The specified file is used to back a virtual disk of the guest domain. file can be a block device node or a disk image file created with the create-vdisk command. This keyword can be used multiple times. Unless boot-device is set with the variable command, the first disk will be the default boot device. Valid options are:
Alias the virtual disk as name.
[keyword=value ...]
Assign a vnet(4) network interface to the guest domain. This keyword can be used multiple times. Valid options are:
Configure the MAC address of the interface.
Configure the MTU of the interface.
Alias the interface as name.

Define a domain with 12 virtual cores, 4GB memory, two file based virtual disks and one virtual network interface:

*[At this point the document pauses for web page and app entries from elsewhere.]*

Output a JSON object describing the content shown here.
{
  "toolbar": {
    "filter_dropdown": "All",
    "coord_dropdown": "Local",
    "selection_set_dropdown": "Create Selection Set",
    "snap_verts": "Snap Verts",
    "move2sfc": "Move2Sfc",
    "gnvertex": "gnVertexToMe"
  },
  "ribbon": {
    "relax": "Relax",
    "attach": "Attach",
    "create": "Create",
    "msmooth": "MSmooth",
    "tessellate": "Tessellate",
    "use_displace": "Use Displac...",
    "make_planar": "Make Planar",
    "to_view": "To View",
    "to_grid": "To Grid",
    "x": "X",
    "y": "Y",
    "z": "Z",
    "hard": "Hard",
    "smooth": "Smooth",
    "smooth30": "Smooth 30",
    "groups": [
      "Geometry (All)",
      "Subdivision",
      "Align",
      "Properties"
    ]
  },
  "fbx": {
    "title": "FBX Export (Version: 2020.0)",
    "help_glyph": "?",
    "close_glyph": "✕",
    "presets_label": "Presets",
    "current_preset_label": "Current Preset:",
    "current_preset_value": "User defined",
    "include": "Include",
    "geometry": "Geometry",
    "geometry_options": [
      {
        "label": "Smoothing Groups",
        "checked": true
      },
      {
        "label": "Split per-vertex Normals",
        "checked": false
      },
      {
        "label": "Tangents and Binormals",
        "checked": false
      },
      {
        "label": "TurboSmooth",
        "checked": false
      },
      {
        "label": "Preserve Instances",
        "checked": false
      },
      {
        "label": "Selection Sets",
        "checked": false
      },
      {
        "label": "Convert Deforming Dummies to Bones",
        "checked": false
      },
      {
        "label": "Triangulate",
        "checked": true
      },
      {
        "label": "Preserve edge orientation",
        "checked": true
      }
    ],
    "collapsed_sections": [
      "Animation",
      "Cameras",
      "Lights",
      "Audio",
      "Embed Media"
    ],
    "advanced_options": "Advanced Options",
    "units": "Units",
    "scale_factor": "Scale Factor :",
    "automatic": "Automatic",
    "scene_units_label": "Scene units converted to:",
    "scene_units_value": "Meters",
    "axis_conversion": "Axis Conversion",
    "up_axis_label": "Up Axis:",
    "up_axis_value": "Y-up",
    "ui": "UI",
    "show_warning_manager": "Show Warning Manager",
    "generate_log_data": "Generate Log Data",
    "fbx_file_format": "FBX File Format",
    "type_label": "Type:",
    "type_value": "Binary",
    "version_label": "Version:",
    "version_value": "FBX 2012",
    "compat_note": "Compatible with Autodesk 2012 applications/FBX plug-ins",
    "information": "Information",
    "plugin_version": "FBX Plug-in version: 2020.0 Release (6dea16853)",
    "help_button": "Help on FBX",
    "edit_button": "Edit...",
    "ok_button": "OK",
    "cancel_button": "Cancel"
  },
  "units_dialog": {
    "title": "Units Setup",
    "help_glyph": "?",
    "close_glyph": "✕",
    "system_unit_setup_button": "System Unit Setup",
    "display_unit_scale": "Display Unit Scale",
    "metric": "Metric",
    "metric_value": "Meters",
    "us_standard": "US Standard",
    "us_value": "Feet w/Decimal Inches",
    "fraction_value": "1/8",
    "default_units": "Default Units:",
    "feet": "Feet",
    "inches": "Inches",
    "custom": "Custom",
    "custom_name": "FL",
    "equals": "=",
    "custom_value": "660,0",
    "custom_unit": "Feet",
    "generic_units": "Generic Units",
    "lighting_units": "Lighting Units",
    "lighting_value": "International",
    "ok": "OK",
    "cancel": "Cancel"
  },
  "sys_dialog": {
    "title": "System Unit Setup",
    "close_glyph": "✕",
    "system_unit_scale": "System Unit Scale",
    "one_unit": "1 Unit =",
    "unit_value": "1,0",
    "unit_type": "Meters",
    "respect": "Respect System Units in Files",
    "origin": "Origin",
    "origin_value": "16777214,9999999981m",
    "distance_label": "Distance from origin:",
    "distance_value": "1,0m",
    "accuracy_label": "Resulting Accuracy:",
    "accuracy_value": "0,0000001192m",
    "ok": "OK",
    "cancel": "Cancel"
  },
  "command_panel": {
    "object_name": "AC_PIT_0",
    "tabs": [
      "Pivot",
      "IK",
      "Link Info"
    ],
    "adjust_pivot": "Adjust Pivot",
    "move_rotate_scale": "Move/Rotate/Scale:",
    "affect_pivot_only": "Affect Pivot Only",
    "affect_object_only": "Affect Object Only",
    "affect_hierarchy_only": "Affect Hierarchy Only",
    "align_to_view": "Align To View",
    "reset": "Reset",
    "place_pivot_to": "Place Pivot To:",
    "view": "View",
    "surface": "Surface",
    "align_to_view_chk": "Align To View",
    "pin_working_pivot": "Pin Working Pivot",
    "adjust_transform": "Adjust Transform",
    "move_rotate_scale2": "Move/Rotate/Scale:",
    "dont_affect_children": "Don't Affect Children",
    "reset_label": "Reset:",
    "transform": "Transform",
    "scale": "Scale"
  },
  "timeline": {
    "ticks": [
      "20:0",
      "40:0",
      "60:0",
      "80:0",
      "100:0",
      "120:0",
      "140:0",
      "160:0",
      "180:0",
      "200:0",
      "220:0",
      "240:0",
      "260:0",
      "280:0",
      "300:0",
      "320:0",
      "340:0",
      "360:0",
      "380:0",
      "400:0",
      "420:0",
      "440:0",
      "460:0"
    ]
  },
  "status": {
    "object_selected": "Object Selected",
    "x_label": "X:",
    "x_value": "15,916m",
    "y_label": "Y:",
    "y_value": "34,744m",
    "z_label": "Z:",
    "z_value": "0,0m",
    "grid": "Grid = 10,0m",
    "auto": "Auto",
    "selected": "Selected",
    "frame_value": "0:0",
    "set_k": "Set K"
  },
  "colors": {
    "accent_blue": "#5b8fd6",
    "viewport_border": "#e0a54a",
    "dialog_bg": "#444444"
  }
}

domain "puffy" {
	vcpu 12
	memory 4G
	vdisk "/home/puffy/vdisk0"
	vdisk "/home/puffy/vdisk1"

Define another one with slightly less resources:

domain "salmah" {
	vcpu 8
	memory 2G
	vdisk "/home/salmah/vdisk0"
	vdisk "/home/salmah/vdisk1"

On a machine with 32 cores and 64GB physical memory, this leaves 12 cores and 58GB memory to the primary domain.

Use a stride step size to distribute VCPUs:

domain "marlus" {
	vcpu 2:4
	memory 4G
	vdisk "/home/marlus/vdisk0"

On a machine with eight threads per physical core, this allocates two strides of four VCPUs each for the guest domain but assigns only two VCPUs to it, i.e. makes it occupy an entire physical core while running on two threads only.

eeprom(8), ldomctl(8), ldomd(8)

The hypervisor requires a machine dependent amount of physical memory that is reserved automatically. Although the Physical Resource Inventory (PRI) seems to account for this by presenting less available memory, using the entire amount via memory is not always successful, e.g. the hypervisor would reject the configuration and fallback to “factory-default” upon resetting the machine.

If in doubt, assign memory to the “primary” domain explicitly, such that enough memory remains unused for the hypervisor to reserve. On T4 based machines, 1024 megabytes has proven to suffice.

October 6, 2022 OpenBSD-current